Work to complete ▸
From the entries, copy every line that carries the string "JSON".

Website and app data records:

[Start of section]

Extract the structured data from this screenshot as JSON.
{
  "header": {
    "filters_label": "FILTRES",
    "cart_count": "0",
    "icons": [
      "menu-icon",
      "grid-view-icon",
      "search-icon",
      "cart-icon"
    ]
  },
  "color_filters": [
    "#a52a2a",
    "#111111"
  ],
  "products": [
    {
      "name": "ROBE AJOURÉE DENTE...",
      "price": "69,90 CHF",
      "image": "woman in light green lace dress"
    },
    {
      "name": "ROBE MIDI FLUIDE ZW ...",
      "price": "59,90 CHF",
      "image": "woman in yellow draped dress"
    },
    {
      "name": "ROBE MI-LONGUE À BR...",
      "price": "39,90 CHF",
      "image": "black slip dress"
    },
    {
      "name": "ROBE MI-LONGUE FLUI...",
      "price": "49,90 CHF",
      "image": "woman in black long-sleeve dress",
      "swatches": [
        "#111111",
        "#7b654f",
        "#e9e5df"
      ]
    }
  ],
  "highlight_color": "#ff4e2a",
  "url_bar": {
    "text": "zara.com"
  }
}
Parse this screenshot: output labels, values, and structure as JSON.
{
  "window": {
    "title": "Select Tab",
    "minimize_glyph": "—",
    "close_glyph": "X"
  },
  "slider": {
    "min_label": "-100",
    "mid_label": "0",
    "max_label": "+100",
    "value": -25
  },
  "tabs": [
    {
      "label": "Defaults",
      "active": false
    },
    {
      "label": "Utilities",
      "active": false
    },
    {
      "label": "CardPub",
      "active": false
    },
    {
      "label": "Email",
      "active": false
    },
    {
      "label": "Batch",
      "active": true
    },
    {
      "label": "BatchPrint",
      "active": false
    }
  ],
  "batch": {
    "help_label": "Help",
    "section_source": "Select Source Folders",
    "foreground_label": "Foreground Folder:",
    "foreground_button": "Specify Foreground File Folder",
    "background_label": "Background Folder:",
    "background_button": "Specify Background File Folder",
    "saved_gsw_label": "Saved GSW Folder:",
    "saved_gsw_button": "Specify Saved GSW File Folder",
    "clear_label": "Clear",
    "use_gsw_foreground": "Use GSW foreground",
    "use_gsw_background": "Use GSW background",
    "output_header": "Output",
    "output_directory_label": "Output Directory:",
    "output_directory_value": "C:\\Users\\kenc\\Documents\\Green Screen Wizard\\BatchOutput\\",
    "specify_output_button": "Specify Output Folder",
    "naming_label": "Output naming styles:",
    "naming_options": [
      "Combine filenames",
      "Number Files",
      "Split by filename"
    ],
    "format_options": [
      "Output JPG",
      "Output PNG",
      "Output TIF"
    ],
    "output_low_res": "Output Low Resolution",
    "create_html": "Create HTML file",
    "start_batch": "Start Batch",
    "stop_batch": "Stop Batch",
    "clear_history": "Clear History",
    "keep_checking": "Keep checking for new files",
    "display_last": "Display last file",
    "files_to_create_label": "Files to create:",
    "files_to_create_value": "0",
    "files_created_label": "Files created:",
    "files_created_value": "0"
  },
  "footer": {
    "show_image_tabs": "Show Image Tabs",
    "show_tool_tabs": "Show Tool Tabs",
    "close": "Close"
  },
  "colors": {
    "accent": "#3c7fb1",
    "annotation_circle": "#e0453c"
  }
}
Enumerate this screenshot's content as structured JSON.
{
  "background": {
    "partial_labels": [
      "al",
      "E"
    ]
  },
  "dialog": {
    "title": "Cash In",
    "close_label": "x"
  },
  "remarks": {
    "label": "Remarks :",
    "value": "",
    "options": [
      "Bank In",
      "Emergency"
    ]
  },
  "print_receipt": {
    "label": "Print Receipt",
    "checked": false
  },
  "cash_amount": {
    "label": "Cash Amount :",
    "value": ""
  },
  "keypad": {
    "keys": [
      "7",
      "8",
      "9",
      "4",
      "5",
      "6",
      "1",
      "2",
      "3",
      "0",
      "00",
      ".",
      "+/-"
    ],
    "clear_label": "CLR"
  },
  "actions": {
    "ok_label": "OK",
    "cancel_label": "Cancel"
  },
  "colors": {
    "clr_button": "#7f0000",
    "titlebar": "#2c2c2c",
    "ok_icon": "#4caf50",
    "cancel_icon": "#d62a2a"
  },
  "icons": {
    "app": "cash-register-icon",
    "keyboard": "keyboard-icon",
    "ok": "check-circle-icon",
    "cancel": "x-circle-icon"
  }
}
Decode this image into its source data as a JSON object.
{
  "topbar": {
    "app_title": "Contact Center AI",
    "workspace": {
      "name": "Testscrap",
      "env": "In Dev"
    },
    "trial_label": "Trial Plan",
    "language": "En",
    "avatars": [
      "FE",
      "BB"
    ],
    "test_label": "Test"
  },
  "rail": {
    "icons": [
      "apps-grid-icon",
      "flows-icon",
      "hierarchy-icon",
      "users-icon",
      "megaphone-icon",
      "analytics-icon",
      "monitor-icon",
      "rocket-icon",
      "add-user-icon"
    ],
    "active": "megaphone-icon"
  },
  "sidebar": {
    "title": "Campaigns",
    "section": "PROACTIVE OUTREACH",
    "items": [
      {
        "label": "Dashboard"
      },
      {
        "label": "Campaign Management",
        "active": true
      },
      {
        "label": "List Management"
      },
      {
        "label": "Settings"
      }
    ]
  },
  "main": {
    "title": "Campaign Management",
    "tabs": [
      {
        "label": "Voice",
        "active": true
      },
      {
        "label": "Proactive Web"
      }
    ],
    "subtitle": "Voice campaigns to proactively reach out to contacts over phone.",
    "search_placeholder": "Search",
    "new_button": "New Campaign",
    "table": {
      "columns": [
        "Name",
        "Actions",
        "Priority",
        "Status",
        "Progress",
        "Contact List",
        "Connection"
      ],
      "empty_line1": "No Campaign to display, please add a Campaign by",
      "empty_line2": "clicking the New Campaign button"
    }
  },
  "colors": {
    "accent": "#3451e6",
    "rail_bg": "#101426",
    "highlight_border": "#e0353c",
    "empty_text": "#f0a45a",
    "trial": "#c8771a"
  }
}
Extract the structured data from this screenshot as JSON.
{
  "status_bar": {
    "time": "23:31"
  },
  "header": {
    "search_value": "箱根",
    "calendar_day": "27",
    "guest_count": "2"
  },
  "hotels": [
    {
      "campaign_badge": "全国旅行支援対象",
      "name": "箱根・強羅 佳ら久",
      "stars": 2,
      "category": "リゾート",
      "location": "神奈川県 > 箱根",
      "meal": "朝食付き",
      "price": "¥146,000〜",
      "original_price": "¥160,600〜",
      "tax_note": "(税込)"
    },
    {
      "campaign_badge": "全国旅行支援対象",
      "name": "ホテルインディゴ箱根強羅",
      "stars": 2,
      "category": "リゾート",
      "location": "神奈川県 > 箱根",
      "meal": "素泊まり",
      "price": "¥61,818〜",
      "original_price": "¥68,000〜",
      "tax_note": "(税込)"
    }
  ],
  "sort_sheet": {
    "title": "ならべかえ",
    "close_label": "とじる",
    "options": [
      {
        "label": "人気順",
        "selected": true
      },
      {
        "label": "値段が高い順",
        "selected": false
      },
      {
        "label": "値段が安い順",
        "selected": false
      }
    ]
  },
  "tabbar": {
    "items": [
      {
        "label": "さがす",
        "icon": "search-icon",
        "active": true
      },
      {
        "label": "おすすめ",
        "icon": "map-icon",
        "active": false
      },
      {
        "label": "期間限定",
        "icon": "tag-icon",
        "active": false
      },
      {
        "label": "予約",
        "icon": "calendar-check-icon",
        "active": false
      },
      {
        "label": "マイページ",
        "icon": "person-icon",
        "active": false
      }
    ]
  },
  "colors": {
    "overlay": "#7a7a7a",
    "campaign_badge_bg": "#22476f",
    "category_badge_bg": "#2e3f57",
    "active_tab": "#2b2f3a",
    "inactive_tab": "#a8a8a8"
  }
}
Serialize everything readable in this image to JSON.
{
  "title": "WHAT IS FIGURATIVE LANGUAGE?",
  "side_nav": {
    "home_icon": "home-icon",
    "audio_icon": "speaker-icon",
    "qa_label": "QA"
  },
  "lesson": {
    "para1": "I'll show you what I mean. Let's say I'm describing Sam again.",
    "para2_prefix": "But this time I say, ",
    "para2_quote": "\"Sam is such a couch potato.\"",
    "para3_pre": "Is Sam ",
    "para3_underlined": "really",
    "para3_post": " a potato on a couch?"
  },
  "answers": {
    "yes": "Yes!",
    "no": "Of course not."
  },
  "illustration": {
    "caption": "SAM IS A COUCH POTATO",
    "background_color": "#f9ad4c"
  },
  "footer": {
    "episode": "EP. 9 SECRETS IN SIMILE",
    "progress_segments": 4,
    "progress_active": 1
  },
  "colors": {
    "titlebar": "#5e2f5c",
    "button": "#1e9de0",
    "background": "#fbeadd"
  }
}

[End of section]

Solution to the exercise ▸
Extract the structured data from this screenshot as JSON.
Parse this screenshot: output labels, values, and structure as JSON.
Enumerate this screenshot's content as structured JSON.
Decode this image into its source data as a JSON object.
Extract the structured data from this screenshot as JSON.
Serialize everything readable in this image to JSON.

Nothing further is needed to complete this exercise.